SD-WAN does not solve internet middle-mile performance issues. When data leaves an SD-WAN, internet backbone providers enable the data to be carried over long distances, called the middle mile, by peering with other network carriers. For example, the internet is founded on the use of multiple global backbones that transport data around the world. If a carrier backbone does not meet the bandwidth needs of its network, it may create a bottleneck. The performance of appliance-based SD-WANs is not usually backed by carrier SLAs, making it all but impossible for organizations to identify and resolve performance issues when data crosses multiple backbones. One solution is to pay for SD-WAN as a service (SDWaaS), which provides enterprises with an SLA.
Using an SD-WAN does not guarantee cost savings or network performance. While broadband internet is inexpensive, it is not always reliable in many countries; once traffic leaves the SD-WAN network, it is in the hands of the often-congested public internet. Most enterprises use broadband internet to grow their service offerings, rather than replace MPLS. The most common SD-WAN solutions are hybrid ones. In addition, overseeing SD-WAN networks requires new, and sometimes costly, skill sets.
SD-WAN solutions are not entirely plug-and-play; there are multiple implementation models and vendors often offer solutions with varying functionality. Integrating a new SD-WAN into an existing network can be time consuming and costly. Most organizations have to go the managed-service-provider route, giving up the control they envisaged they would gain by adopting SD-WAN. Managed SD-WAN solutions are usually charged at premium rates and may lock organizations into the services of a single provider, offsetting the advantages of SD-WAN’s centralized control and technology independence.
Replace proprietary routers
One of the reasons enterprises choose SD-WANs is to reduce the operating expense of proprietary hardware and CPE. Enterprises can reduce costs by replacing proprietary routers with VNF-enabled edge appliances, which require less maintenance by on-site engineers.
Leverage VPN security
SD-WAN implementations can be configured to use VPNs, which use end-to-end encryption.
Use multiple connectivity technologies
SD-WAN is transport-agnostic.
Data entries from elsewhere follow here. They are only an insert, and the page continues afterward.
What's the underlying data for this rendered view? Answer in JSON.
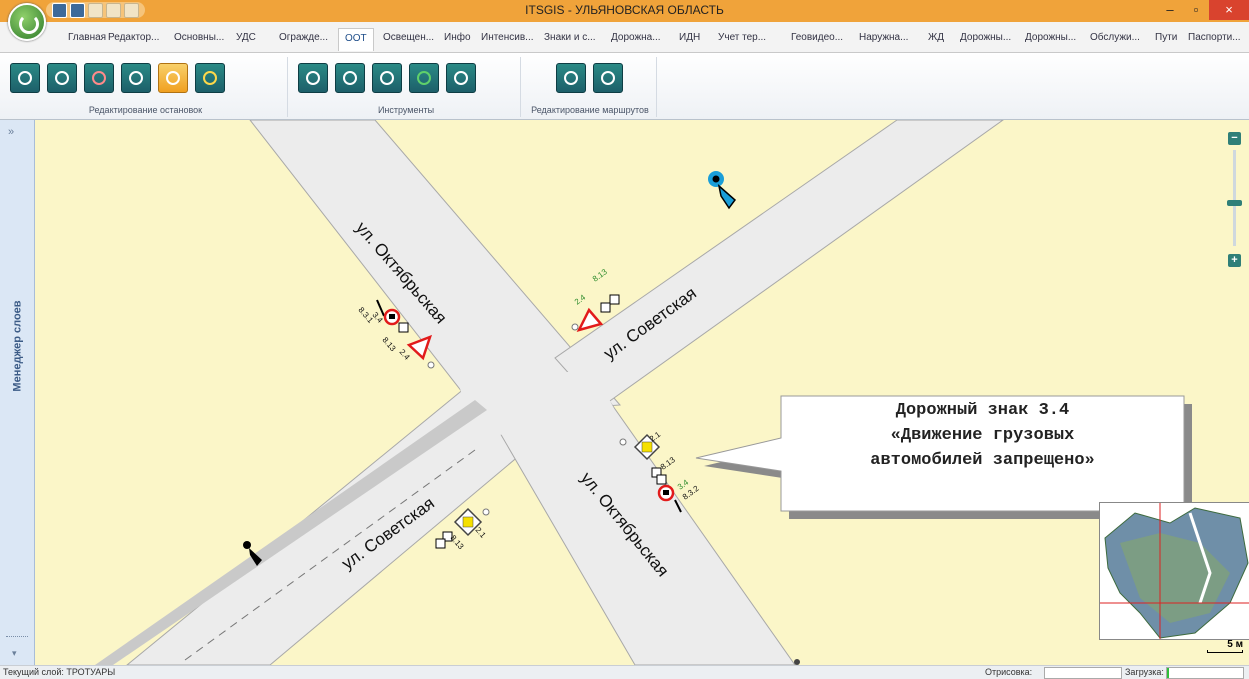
{
  "window": {
    "title": "ITSGIS - УЛЬЯНОВСКАЯ ОБЛАСТЬ",
    "minimize": "–",
    "maximize": "▫",
    "close": "×"
  },
  "tabs": [
    "Главная",
    "Редактор...",
    "Основны...",
    "УДС",
    "Огражде...",
    "ООТ",
    "Освещен...",
    "Инфо",
    "Интенсив...",
    "Знаки и с...",
    "Дорожна...",
    "ИДН",
    "Учет тер...",
    "Геовидео...",
    "Наружна...",
    "ЖД",
    "Дорожны...",
    "Дорожны...",
    "Обслужи...",
    "Пути",
    "Паспорти..."
  ],
  "active_tab": "ООТ",
  "ribbon": {
    "groups": [
      {
        "label": "Редактирование остановок",
        "buttons": [
          "add-stop",
          "add-stop-alt",
          "delete-stop",
          "edit-stop",
          "select-stop",
          "settings-stop"
        ]
      },
      {
        "label": "Инструменты",
        "buttons": [
          "search",
          "info",
          "zoom-find",
          "locate",
          "route-tool"
        ]
      },
      {
        "label": "Редактирование маршрутов",
        "buttons": [
          "add-route",
          "edit-route"
        ]
      }
    ]
  },
  "side_panel": {
    "label": "Менеджер слоев",
    "expand": "»",
    "collapse": "▾"
  },
  "map": {
    "streets": {
      "oktyabrskaya_top": "ул. Октябрьская",
      "sovetskaya_top": "ул. Советская",
      "sovetskaya_bottom": "ул. Советская",
      "oktyabrskaya_bottom": "ул. Октябрьская"
    },
    "sign_numbers": {
      "nw": [
        "8.3.1",
        "3.4",
        "8.13",
        "2.4"
      ],
      "ne": [
        "8.13",
        "2.4"
      ],
      "se": [
        "2.1",
        "8.13",
        "3.4",
        "8.3.2"
      ],
      "sw": [
        "2.1",
        "8.13"
      ]
    },
    "zoom": {
      "minus": "−",
      "plus": "+"
    },
    "callout": {
      "line1": "Дорожный знак 3.4",
      "line2": "«Движение грузовых",
      "line3": "автомобилей запрещено»"
    },
    "scale": "5 м"
  },
  "status": {
    "current_layer": "Текущий слой: ТРОТУАРЫ",
    "render_label": "Отрисовка:",
    "load_label": "Загрузка:",
    "load_progress": 0.03
  }
}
SD-WAN allows enterprises to use any combination of connectivity technologies.
Reduce MPLS costs
MPLS is expensive. SD-WANs may use WAN-optimized IP to deliver a comparable MPLS user experience more cost effectively.
Enhance user experience
Because SD-WAN is a solution for networks that cover geographically disparate sites, latency issues can be a challenge. SD-WAN, together with WAN optimization, can work together to overcome latency challenges.
Prioritize application access
Application-centric SD-WAN allows organizations to prioritize applications. For example, cloud-facing enterprises choose SD-WANs to prioritize access to cloud-based business applications.
An SD-WAN is designed to automatically respond in real time to network interruptions, like traffic bottlenecks, brownouts, blackouts, device configuration changes, device failures, human error, and link failures. When an SD-WAN cannot automatically fix a software failure, unlike in the case of router-centric WANs, administrators can make manual adjustments via the central controller.
However, the edge in SD-WANs often extends beyond the typical office-branch scenario, for example in IIoT applications, sensors add a new level of complexity to networks. In the future, the edge is predicted to expand to encompass even more diverse kinds of endpoints, including humans. In addition, while basic SD-WAN solutions offer some level of functionality for the main SD-WAN features, not all SD-WAN solutions are created equal, for example not all SD-WAN solutions provide end-to-end orchestration of WAN edge functions.
For these reasons, SD-WAN may benefit from additional external monitoring solutions, like Paessler PRTG Network Monitor, which provides the unlimited scalability needed by continually evolving SD-WAN technologies and the growing number, and types, of endpoints.